The Q-blast is an option that allows the sensor to be cleaned without a visit to the field site. Pulses of pressurized air is delivered through a nozzle at the tip of the sensor to remove accumulated solids from the critical sensing surfaces. Cleaning frequencies can be set depending on fouling and usage needs.
How often does the optical sensor disk need to be replaced?
The disk has a life of 2-5 years depending on usage.
Can I switch between optical and membrane type sensors?
Yes, no hardware modifications are required to switch between sensor types.
Growing from a 38-acre purchase in 1998 to 298 acres in 2004 to the 305 acres it encompasses today; the Black Fork River Wetlands features habitats not found just anywhere, including buttonbush swamp, swamp forest, marsh, riparian corridor and uplands habitats. Beavers make their homes there, as well as trumpeter swans, bald eagles, soras and sandhill cranes.
While it may seem picturesque and undisturbed, it is in fact embattled due to human activity on all sides. “It’s a multi-use area,” says Jenna Binder, a visiting Assistant Professor in Ashland University’s Biology and Toxicology Department. “It’s strongly influenced by the heavy agriculture in this area of Ohio. Oil and gas industry fracking is also being done in the area.Read More
Biological field stations make it possible for researchers all over the country to conduct environmental research. While some field stations have artist residencies, art is typically not the main focus of the biological station. Not so at Bakersville, North Carolina’s new AS IF Center (Art + Science In The Field) , which just opened its doors in March 2018. At AS IF, researchers and artists are deliberately invited to commingle, collaborate and create new things together. Far from being on the periphery or existing as an afterthought, artists are considered to be on parity with researchers at AS IF, the one energized by the other’s perspective.Read More
The polar regions of the world have always a challenge for scientists to explore and study. Even logistics that are typically no more than passing concerns under other circumstances such as transportation become major problems during polar wintertime. Now, r esearchers are reporting on their use of hundreds of oceanic floats that are drifting and diving their way through the Southern Ocean, including under its ice, with surprising results.
Happy robotic wanderers
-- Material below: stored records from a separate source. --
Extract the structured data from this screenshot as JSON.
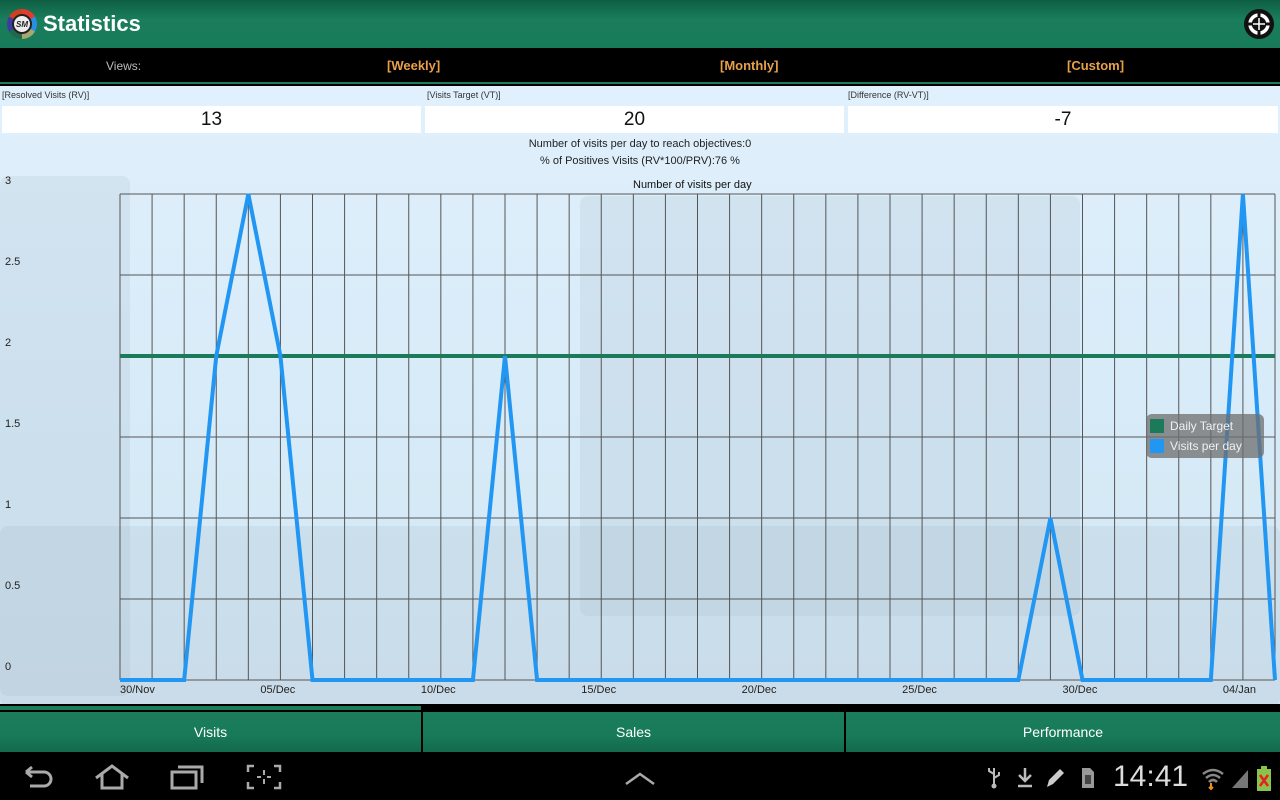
{
  "header": {
    "title": "Statistics",
    "logo_text": "SM",
    "logo_icon": "app-logo-icon",
    "action_icon": "crosshair-target-icon"
  },
  "views": {
    "label": "Views:",
    "tabs": [
      {
        "label": "[Weekly]"
      },
      {
        "label": "[Monthly]"
      },
      {
        "label": "[Custom]"
      }
    ]
  },
  "stats": {
    "resolved": {
      "label": "[Resolved Visits (RV)]",
      "value": "13"
    },
    "target": {
      "label": "[Visits Target (VT)]",
      "value": "20"
    },
    "difference": {
      "label": "[Difference (RV-VT)]",
      "value": "-7"
    }
  },
  "info": {
    "visits_needed": "Number of visits per day to reach objectives:0",
    "positive_pct": "% of Positives Visits (RV*100/PRV):76 %"
  },
  "colors": {
    "accent": "#1a7d5c",
    "target_line": "#1b7a5a",
    "visits_line": "#2196f3",
    "view_tab": "#e8a04a"
  },
  "chart_data": {
    "type": "line",
    "title": "Number of visits per day",
    "xlabel": "",
    "ylabel": "",
    "ylim": [
      0,
      3
    ],
    "y_ticks": [
      "0",
      "0.5",
      "1",
      "1.5",
      "2",
      "2.5",
      "3"
    ],
    "x_tick_labels": [
      "30/Nov",
      "05/Dec",
      "10/Dec",
      "15/Dec",
      "20/Dec",
      "25/Dec",
      "30/Dec",
      "04/Jan"
    ],
    "x_tick_every_days": 5,
    "x": [
      "30/Nov",
      "01/Dec",
      "02/Dec",
      "03/Dec",
      "04/Dec",
      "05/Dec",
      "06/Dec",
      "07/Dec",
      "08/Dec",
      "09/Dec",
      "10/Dec",
      "11/Dec",
      "12/Dec",
      "13/Dec",
      "14/Dec",
      "15/Dec",
      "16/Dec",
      "17/Dec",
      "18/Dec",
      "19/Dec",
      "20/Dec",
      "21/Dec",
      "22/Dec",
      "23/Dec",
      "24/Dec",
      "25/Dec",
      "26/Dec",
      "27/Dec",
      "28/Dec",
      "29/Dec",
      "30/Dec",
      "31/Dec",
      "01/Jan",
      "02/Jan",
      "03/Jan",
      "04/Jan",
      "05/Jan"
    ],
    "grid": true,
    "legend_position": "right",
    "series": [
      {
        "name": "Daily Target",
        "color": "#1b7a5a",
        "values": [
          2,
          2,
          2,
          2,
          2,
          2,
          2,
          2,
          2,
          2,
          2,
          2,
          2,
          2,
          2,
          2,
          2,
          2,
          2,
          2,
          2,
          2,
          2,
          2,
          2,
          2,
          2,
          2,
          2,
          2,
          2,
          2,
          2,
          2,
          2,
          2,
          2
        ]
      },
      {
        "name": "Visits per day",
        "color": "#2196f3",
        "values": [
          0,
          0,
          0,
          2,
          3,
          2,
          0,
          0,
          0,
          0,
          0,
          0,
          2,
          0,
          0,
          0,
          0,
          0,
          0,
          0,
          0,
          0,
          0,
          0,
          0,
          0,
          0,
          0,
          0,
          1,
          0,
          0,
          0,
          0,
          0,
          3,
          0
        ]
      }
    ]
  },
  "bottom_tabs": [
    {
      "label": "Visits",
      "selected": true
    },
    {
      "label": "Sales",
      "selected": false
    },
    {
      "label": "Performance",
      "selected": false
    }
  ],
  "system_bar": {
    "nav": [
      "back-icon",
      "home-icon",
      "recent-apps-icon",
      "screenshot-icon",
      "chevron-up-icon"
    ],
    "status_icons": [
      "usb-icon",
      "download-icon",
      "pen-icon",
      "sd-card-icon",
      "wifi-icon",
      "signal-icon",
      "battery-icon"
    ],
    "time": "14:41"
  }
}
EM spoke with Dr. Alison Gray , assistant professor of physical oceanography at the University of Washington , to find out more about the work, the robots, and the significance of the findings in improving our understanding of the global climate and this poorly studied region.Read More